> **Records for this exercise**:
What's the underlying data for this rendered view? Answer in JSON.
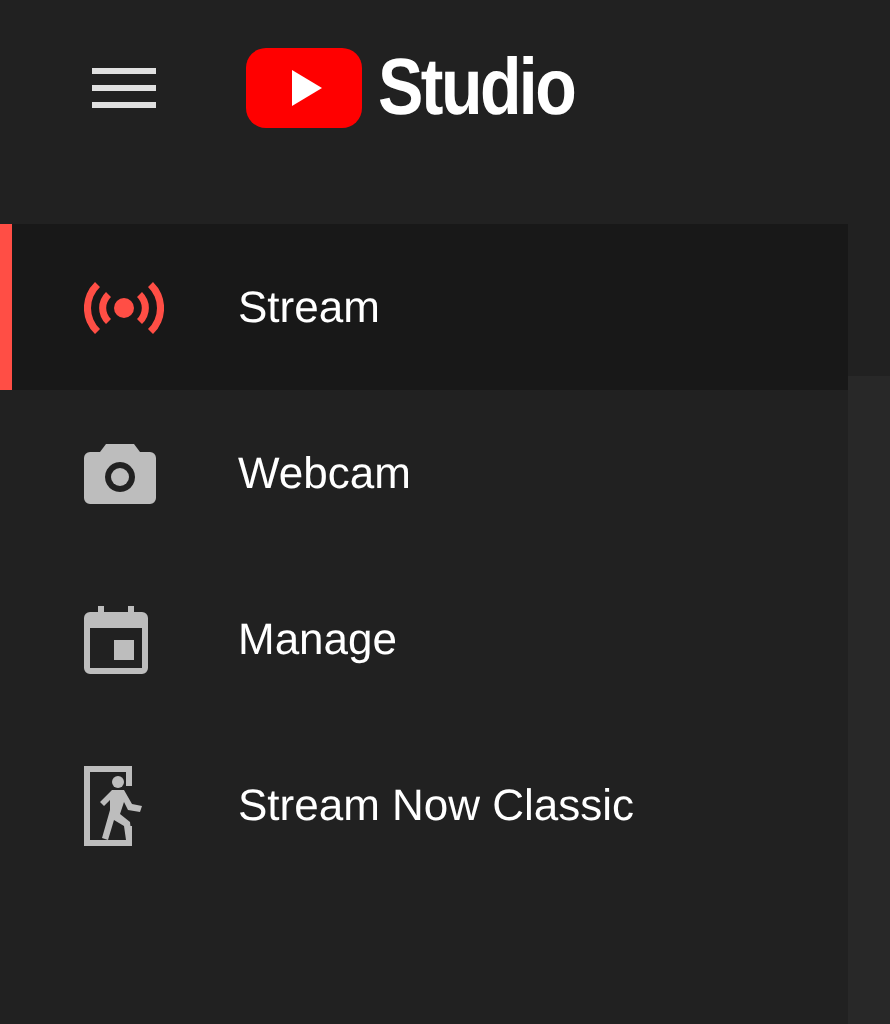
{
  "header": {
    "brand": "Studio"
  },
  "nav": [
    {
      "label": "Stream",
      "selected": true
    },
    {
      "label": "Webcam",
      "selected": false
    },
    {
      "label": "Manage",
      "selected": false
    },
    {
      "label": "Stream Now Classic",
      "selected": false
    }
  ]
}
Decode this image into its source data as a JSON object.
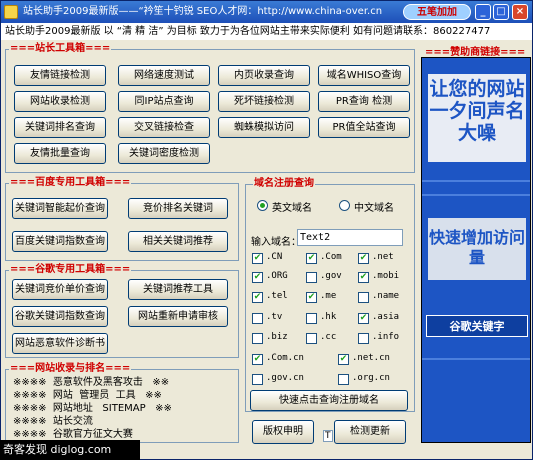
{
  "titlebar": {
    "title": "站长助手2009最新版——“衿笙十钓锐     SEO人才网：http://www.china-over.cn",
    "logo": "五笔加加",
    "min": "_",
    "max": "□",
    "close": "×"
  },
  "info": "站长助手2009最新版 以 “清 精 洁” 为目标 致力于为各位网站主带来实际便利 如有问题请联系：860227477",
  "station": {
    "title": "===站长工具箱===",
    "buttons": [
      "友情链接检测",
      "网络速度测试",
      "内页收录查询",
      "域名WHISO查询",
      "网站收录检测",
      "同IP站点查询",
      "死坏链接检测",
      "PR查询 检测",
      "关键词排名查询",
      "交叉链接检查",
      "蜘蛛模拟访问",
      "PR值全站查询",
      "友情批量查询",
      "关键词密度检测"
    ]
  },
  "baidu": {
    "title": "===百度专用工具箱===",
    "buttons": [
      "关键词智能起价查询",
      "竞价排名关键词",
      "百度关键词指数查询",
      "相关关键词推荐"
    ]
  },
  "google": {
    "title": "===谷歌专用工具箱===",
    "buttons": [
      "关键词竞价单价查询",
      "关键词推荐工具",
      "谷歌关键词指数查询",
      "网站重新申请审核",
      "网站恶意软件诊断书"
    ]
  },
  "links": {
    "title": "===网站收录与排名===",
    "text": "※※※※  恶意软件及黑客攻击   ※※\n※※※※  网站  管理员  工具   ※※\n※※※※  网站地址   SITEMAP   ※※\n※※※※  站长交流\n※※※※  谷歌官方征文大赛"
  },
  "domain": {
    "title": "域名注册查询",
    "radio_en": "英文域名",
    "radio_cn": "中文域名",
    "input_label": "输入域名：",
    "input_value": "Text2",
    "tlds": [
      {
        "name": ".CN",
        "checked": true
      },
      {
        "name": ".Com",
        "checked": true
      },
      {
        "name": ".net",
        "checked": true
      },
      {
        "name": ".ORG",
        "checked": true
      },
      {
        "name": ".gov",
        "checked": false
      },
      {
        "name": ".mobi",
        "checked": true
      },
      {
        "name": ".tel",
        "checked": true
      },
      {
        "name": ".me",
        "checked": true
      },
      {
        "name": ".name",
        "checked": false
      },
      {
        "name": ".tv",
        "checked": false
      },
      {
        "name": ".hk",
        "checked": false
      },
      {
        "name": ".asia",
        "checked": true
      },
      {
        "name": ".biz",
        "checked": false
      },
      {
        "name": ".cc",
        "checked": false
      },
      {
        "name": ".info",
        "checked": false
      },
      {
        "name": ".Com.cn",
        "checked": true
      },
      {
        "name": ".net.cn",
        "checked": true
      },
      {
        "name": ".gov.cn",
        "checked": false
      },
      {
        "name": ".org.cn",
        "checked": false
      }
    ],
    "check_mark": "✔",
    "query_button": "快速点击查询注册域名"
  },
  "bottom": {
    "copyright": "版权申明",
    "update": "检测更新",
    "small_label": "T"
  },
  "sponsor": {
    "title": "===赞助商链接===",
    "line1": "让您的网站一夕间声名大噪",
    "line2": "快速增加访问量",
    "line3": "谷歌关键字"
  },
  "watermark": "奇客发现 diglog.com",
  "colors": {
    "accent": "#d00000",
    "ad_bg": "#1d55c4"
  }
}
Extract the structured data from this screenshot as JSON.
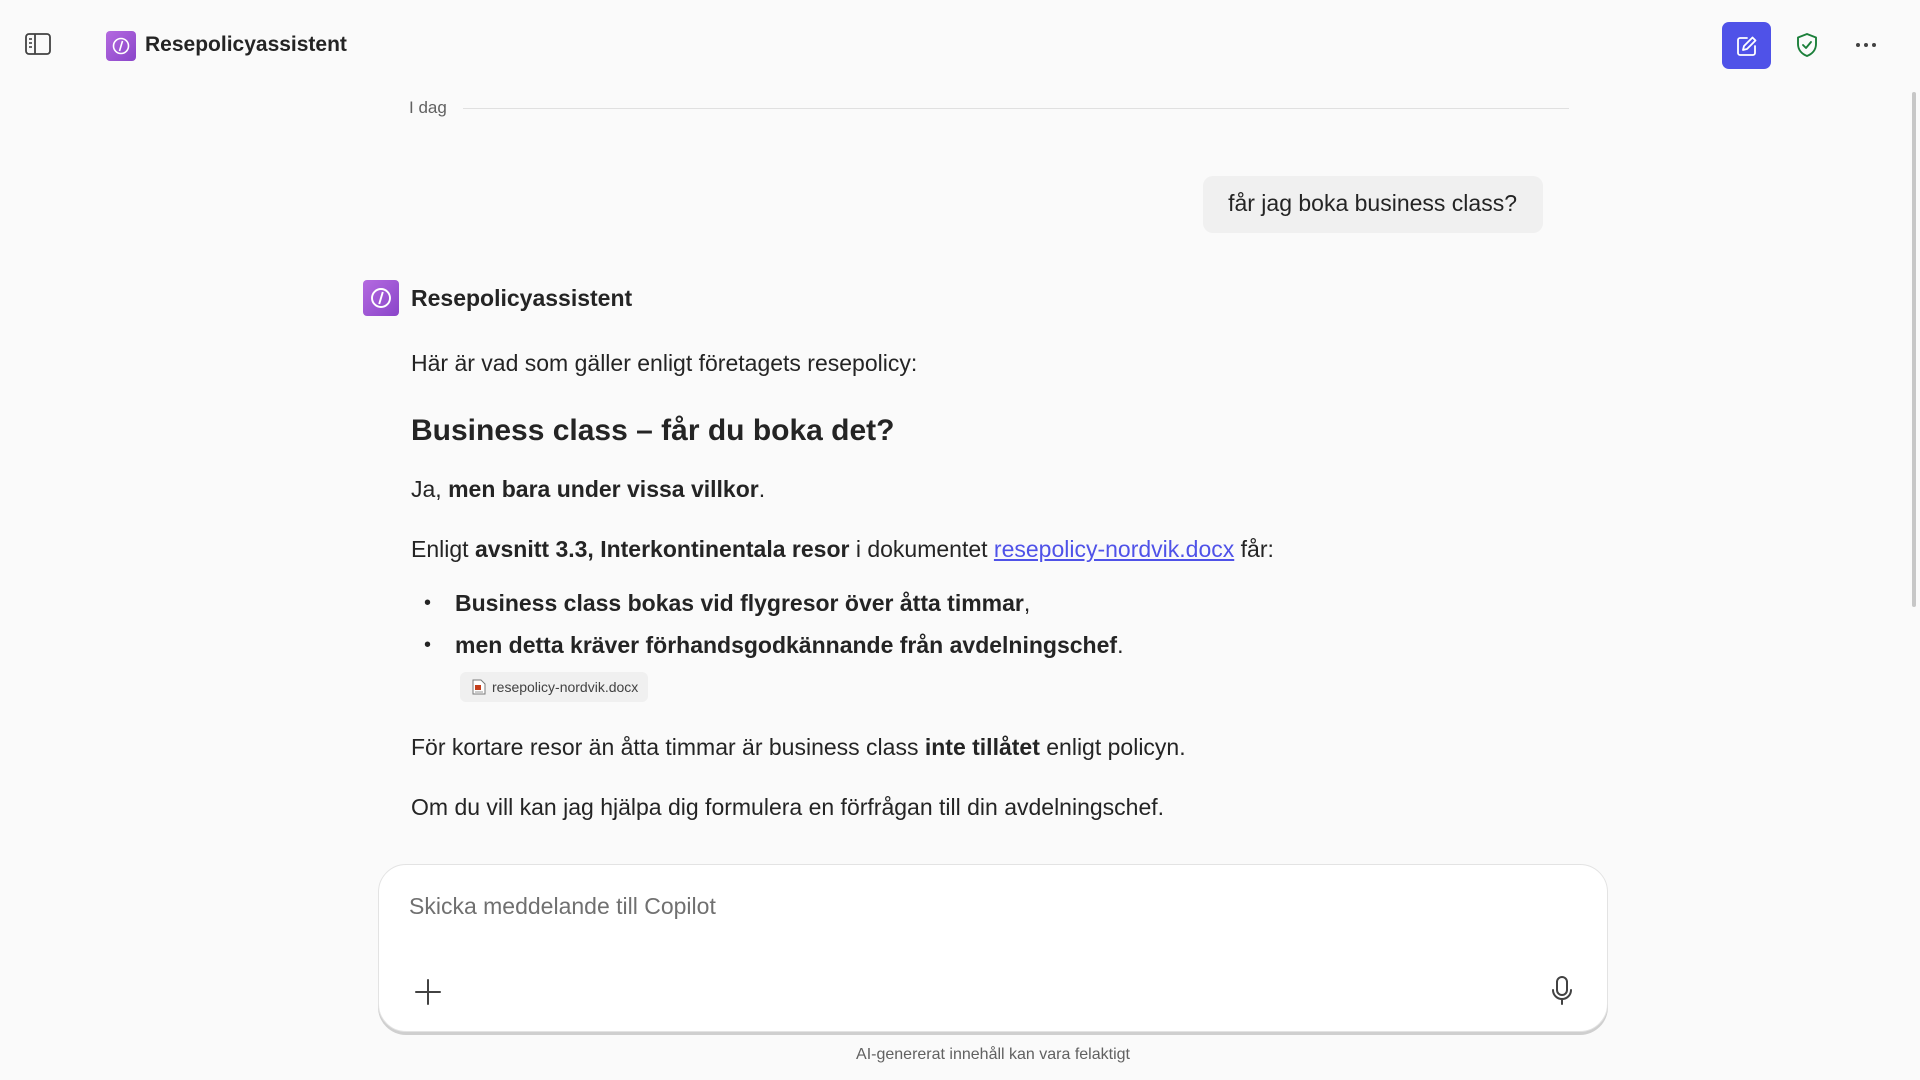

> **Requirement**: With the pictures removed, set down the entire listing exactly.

> **Written answer**:
What's the underlying data for this rendered view? Answer in JSON.
{
  "header": {
    "brand": "Studio"
  },
  "nav": [
    {
      "label": "Stream",
      "selected": true
    },
    {
      "label": "Webcam",
      "selected": false
    },
    {
      "label": "Manage",
      "selected": false
    },
    {
      "label": "Stream Now Classic",
      "selected": false
    }
  ]
}
Decode this image into its source data as a JSON object.
{
  "titlebar": {
    "title": "站长助手2009最新版——“衿笙十钓锐     SEO人才网：http://www.china-over.cn",
    "logo": "五笔加加",
    "min": "_",
    "max": "□",
    "close": "×"
  },
  "info": "站长助手2009最新版 以 “清 精 洁” 为目标 致力于为各位网站主带来实际便利 如有问题请联系：860227477",
  "station": {
    "title": "===站长工具箱===",
    "buttons": [
      "友情链接检测",
      "网络速度测试",
      "内页收录查询",
      "域名WHISO查询",
      "网站收录检测",
      "同IP站点查询",
      "死坏链接检测",
      "PR查询 检测",
      "关键词排名查询",
      "交叉链接检查",
      "蜘蛛模拟访问",
      "PR值全站查询",
      "友情批量查询",
      "关键词密度检测"
    ]
  },
  "baidu": {
    "title": "===百度专用工具箱===",
    "buttons": [
      "关键词智能起价查询",
      "竞价排名关键词",
      "百度关键词指数查询",
      "相关关键词推荐"
    ]
  },
  "google": {
    "title": "===谷歌专用工具箱===",
    "buttons": [
      "关键词竞价单价查询",
      "关键词推荐工具",
      "谷歌关键词指数查询",
      "网站重新申请审核",
      "网站恶意软件诊断书"
    ]
  },
  "links": {
    "title": "===网站收录与排名===",
    "text": "※※※※  恶意软件及黑客攻击   ※※\n※※※※  网站  管理员  工具   ※※\n※※※※  网站地址   SITEMAP   ※※\n※※※※  站长交流\n※※※※  谷歌官方征文大赛"
  },
  "domain": {
    "title": "域名注册查询",
    "radio_en": "英文域名",
    "radio_cn": "中文域名",
    "input_label": "输入域名：",
    "input_value": "Text2",
    "tlds": [
      {
        "name": ".CN",
        "checked": true
      },
      {
        "name": ".Com",
        "checked": true
      },
      {
        "name": ".net",
        "checked": true
      },
      {
        "name": ".ORG",
        "checked": true
      },
      {
        "name": ".gov",
        "checked": false
      },
      {
        "name": ".mobi",
        "checked": true
      },
      {
        "name": ".tel",
        "checked": true
      },
      {
        "name": ".me",
        "checked": true
      },
      {
        "name": ".name",
        "checked": false
      },
      {
        "name": ".tv",
        "checked": false
      },
      {
        "name": ".hk",
        "checked": false
      },
      {
        "name": ".asia",
        "checked": true
      },
      {
        "name": ".biz",
        "checked": false
      },
      {
        "name": ".cc",
        "checked": false
      },
      {
        "name": ".info",
        "checked": false
      },
      {
        "name": ".Com.cn",
        "checked": true
      },
      {
        "name": ".net.cn",
        "checked": true
      },
      {
        "name": ".gov.cn",
        "checked": false
      },
      {
        "name": ".org.cn",
        "checked": false
      }
    ],
    "check_mark": "✔",
    "query_button": "快速点击查询注册域名"
  },
  "bottom": {
    "copyright": "版权申明",
    "update": "检测更新",
    "small_label": "T"
  },
  "sponsor": {
    "title": "===赞助商链接===",
    "line1": "让您的网站一夕间声名大噪",
    "line2": "快速增加访问量",
    "line3": "谷歌关键字"
  },
  "watermark": "奇客发现 diglog.com",
  "colors": {
    "accent": "#d00000",
    "ad_bg": "#1d55c4"
  }
}
Extract the structured data from this screenshot as JSON.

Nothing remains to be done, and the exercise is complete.